Instructions for the task - Go line by line through the data below and work out how many lines contain "associated"; the answer is that number alone.

Entries taken from a collection
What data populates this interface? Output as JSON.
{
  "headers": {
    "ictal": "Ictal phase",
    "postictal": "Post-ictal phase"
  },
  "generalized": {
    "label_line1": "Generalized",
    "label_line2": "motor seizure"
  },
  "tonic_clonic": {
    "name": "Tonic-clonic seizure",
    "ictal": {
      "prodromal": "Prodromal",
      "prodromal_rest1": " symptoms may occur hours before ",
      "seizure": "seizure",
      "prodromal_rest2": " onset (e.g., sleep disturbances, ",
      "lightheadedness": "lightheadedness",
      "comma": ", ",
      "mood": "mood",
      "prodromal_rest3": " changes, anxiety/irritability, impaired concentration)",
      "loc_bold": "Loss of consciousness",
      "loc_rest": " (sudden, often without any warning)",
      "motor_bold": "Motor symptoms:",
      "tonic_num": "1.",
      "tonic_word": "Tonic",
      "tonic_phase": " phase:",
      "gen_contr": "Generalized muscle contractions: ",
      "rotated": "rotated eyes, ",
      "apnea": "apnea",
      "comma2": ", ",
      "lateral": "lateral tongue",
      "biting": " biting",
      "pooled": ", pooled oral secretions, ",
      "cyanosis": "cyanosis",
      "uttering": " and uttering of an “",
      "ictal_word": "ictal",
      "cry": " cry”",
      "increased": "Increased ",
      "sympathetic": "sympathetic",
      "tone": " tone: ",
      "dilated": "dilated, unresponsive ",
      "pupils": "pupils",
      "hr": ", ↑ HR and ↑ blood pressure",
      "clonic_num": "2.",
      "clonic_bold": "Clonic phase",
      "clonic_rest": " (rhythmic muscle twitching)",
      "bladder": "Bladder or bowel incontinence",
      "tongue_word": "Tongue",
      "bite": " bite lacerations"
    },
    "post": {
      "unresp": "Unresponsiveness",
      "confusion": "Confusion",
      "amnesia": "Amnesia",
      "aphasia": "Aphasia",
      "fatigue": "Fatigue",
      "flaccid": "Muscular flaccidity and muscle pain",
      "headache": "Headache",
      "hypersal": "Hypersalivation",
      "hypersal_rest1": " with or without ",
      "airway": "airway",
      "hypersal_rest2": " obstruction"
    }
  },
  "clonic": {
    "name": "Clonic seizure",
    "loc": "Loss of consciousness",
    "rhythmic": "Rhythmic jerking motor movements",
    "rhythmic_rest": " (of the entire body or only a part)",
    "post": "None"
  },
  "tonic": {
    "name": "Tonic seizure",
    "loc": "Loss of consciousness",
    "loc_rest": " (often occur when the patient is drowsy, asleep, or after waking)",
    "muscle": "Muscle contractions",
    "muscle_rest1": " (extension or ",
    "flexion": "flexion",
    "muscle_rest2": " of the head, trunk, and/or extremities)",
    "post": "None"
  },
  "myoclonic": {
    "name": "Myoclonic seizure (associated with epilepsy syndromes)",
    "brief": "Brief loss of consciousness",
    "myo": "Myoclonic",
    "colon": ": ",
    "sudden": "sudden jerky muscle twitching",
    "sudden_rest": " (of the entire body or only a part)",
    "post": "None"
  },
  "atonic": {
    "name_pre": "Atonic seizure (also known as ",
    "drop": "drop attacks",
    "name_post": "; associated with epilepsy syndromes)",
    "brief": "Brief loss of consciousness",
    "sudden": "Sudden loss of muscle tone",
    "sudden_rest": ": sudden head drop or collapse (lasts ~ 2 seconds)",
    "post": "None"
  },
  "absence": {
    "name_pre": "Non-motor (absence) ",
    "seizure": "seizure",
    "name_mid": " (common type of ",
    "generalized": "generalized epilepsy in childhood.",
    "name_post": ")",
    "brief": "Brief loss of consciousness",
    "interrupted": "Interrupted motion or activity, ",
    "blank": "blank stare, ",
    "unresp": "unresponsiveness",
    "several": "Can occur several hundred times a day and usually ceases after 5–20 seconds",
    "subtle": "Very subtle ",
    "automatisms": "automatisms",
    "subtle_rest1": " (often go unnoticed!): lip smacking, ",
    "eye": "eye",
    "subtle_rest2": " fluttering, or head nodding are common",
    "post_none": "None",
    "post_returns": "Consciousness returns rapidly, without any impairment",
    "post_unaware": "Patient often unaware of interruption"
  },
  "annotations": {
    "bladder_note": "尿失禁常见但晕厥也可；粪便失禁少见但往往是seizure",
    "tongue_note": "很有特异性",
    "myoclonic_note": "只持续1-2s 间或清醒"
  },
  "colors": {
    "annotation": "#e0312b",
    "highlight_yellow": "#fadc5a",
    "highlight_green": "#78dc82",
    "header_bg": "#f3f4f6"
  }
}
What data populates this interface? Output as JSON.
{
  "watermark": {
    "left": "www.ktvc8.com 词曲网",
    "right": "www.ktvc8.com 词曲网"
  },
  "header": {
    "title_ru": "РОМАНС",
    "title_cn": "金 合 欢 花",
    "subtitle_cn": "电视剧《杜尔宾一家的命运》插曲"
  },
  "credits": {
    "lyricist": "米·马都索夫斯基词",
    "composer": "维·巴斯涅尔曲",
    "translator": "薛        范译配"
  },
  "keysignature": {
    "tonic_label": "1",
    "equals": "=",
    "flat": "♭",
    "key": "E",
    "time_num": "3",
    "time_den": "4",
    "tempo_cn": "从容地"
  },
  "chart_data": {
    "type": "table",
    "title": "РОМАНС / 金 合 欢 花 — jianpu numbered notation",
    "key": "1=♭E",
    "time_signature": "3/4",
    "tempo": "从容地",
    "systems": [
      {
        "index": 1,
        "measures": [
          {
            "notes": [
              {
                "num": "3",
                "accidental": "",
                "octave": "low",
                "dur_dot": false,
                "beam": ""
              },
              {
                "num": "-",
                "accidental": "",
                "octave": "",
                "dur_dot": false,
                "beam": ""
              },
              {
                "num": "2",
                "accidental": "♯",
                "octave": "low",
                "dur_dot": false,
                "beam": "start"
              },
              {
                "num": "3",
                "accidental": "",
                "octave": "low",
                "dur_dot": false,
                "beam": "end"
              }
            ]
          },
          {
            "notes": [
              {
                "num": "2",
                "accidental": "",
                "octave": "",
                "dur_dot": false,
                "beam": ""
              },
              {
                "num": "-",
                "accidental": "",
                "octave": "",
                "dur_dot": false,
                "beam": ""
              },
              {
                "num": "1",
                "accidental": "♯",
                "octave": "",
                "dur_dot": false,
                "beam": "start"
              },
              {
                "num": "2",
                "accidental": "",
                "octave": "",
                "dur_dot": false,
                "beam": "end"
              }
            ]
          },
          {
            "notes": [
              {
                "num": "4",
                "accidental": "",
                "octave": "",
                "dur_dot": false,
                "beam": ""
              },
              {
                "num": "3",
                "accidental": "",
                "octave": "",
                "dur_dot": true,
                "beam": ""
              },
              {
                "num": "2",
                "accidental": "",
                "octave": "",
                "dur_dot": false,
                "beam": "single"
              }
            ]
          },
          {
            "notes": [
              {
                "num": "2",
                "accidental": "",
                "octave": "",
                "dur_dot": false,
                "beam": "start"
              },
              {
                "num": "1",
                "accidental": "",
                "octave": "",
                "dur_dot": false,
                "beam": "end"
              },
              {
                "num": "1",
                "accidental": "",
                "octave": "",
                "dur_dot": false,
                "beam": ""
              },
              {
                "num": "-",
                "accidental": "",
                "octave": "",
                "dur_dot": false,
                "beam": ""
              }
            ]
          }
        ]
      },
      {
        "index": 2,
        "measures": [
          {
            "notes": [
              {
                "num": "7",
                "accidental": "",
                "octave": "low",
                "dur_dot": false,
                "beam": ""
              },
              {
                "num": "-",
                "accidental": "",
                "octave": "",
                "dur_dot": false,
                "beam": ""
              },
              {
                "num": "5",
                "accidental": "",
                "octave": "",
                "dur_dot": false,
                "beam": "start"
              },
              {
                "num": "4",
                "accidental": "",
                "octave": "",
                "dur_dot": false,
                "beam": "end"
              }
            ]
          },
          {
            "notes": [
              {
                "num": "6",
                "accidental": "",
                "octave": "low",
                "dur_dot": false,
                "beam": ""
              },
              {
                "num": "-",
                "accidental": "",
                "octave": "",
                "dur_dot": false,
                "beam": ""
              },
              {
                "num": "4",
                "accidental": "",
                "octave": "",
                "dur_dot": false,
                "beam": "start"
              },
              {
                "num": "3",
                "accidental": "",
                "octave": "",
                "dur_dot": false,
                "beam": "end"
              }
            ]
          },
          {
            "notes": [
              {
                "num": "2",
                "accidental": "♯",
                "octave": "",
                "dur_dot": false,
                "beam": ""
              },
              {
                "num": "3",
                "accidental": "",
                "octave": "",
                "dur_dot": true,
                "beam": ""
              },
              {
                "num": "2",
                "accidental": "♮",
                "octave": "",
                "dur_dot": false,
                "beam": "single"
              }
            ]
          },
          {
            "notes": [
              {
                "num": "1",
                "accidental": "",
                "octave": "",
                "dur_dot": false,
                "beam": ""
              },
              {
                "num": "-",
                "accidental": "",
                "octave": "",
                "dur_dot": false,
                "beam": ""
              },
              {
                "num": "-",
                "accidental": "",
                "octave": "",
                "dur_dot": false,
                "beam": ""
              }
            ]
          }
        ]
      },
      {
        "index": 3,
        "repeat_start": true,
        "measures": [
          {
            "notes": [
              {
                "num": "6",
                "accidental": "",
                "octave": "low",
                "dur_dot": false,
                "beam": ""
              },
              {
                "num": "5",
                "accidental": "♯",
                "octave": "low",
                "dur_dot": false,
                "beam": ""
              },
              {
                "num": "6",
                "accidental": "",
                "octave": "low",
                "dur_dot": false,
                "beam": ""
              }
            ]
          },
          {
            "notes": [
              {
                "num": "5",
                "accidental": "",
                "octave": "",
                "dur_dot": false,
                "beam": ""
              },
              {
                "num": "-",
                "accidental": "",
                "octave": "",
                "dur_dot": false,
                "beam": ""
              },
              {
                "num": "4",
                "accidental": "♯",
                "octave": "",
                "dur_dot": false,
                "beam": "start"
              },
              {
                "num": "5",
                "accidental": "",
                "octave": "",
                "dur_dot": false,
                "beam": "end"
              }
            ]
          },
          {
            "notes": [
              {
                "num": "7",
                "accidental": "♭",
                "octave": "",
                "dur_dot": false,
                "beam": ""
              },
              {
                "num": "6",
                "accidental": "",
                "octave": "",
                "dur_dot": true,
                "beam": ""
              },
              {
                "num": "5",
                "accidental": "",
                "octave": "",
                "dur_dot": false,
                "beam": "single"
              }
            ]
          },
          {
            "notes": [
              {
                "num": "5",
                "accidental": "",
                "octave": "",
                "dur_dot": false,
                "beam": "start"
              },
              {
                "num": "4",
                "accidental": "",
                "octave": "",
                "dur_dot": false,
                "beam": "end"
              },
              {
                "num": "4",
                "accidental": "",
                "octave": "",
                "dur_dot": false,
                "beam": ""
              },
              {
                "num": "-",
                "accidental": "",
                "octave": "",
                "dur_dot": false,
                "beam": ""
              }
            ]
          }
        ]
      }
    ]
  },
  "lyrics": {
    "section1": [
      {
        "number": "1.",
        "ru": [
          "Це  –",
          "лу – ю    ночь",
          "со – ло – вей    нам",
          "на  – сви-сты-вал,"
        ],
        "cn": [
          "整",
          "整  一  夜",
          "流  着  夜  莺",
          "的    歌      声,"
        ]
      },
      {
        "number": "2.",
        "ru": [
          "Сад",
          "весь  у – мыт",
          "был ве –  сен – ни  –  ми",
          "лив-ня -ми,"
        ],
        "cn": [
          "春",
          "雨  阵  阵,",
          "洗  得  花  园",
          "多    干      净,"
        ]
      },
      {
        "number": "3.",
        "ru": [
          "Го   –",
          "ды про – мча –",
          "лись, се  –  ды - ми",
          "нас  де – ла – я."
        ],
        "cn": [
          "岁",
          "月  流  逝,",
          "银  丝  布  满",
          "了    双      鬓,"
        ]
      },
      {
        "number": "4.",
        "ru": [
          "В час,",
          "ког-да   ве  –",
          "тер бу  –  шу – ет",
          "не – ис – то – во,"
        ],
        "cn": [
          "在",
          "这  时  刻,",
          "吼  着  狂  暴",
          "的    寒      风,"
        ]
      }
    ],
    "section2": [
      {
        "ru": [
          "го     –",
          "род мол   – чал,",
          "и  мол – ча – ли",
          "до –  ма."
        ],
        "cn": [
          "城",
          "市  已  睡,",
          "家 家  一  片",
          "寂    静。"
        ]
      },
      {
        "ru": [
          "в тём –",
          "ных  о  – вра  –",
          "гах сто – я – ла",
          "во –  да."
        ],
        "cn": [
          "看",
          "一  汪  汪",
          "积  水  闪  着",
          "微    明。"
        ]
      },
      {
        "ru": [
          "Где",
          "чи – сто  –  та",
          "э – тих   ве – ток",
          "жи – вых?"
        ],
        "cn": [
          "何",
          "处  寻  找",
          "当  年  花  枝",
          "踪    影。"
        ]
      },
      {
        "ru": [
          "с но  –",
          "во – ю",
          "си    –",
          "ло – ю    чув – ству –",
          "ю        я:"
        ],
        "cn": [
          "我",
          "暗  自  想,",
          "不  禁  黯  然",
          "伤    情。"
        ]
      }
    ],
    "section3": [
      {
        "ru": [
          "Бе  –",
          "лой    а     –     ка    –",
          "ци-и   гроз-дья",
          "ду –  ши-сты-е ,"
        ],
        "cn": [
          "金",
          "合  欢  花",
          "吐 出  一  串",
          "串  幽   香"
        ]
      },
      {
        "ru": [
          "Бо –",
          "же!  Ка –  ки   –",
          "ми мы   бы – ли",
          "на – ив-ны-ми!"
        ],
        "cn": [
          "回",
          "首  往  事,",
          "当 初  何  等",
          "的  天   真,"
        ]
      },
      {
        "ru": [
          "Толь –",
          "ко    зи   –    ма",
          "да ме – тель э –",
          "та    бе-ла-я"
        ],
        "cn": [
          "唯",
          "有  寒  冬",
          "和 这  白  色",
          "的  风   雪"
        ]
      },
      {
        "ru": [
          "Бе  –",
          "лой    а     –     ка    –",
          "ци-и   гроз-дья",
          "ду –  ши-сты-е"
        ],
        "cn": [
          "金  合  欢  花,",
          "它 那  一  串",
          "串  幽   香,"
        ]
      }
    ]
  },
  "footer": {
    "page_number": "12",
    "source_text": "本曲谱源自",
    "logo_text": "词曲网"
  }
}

Answer box - 2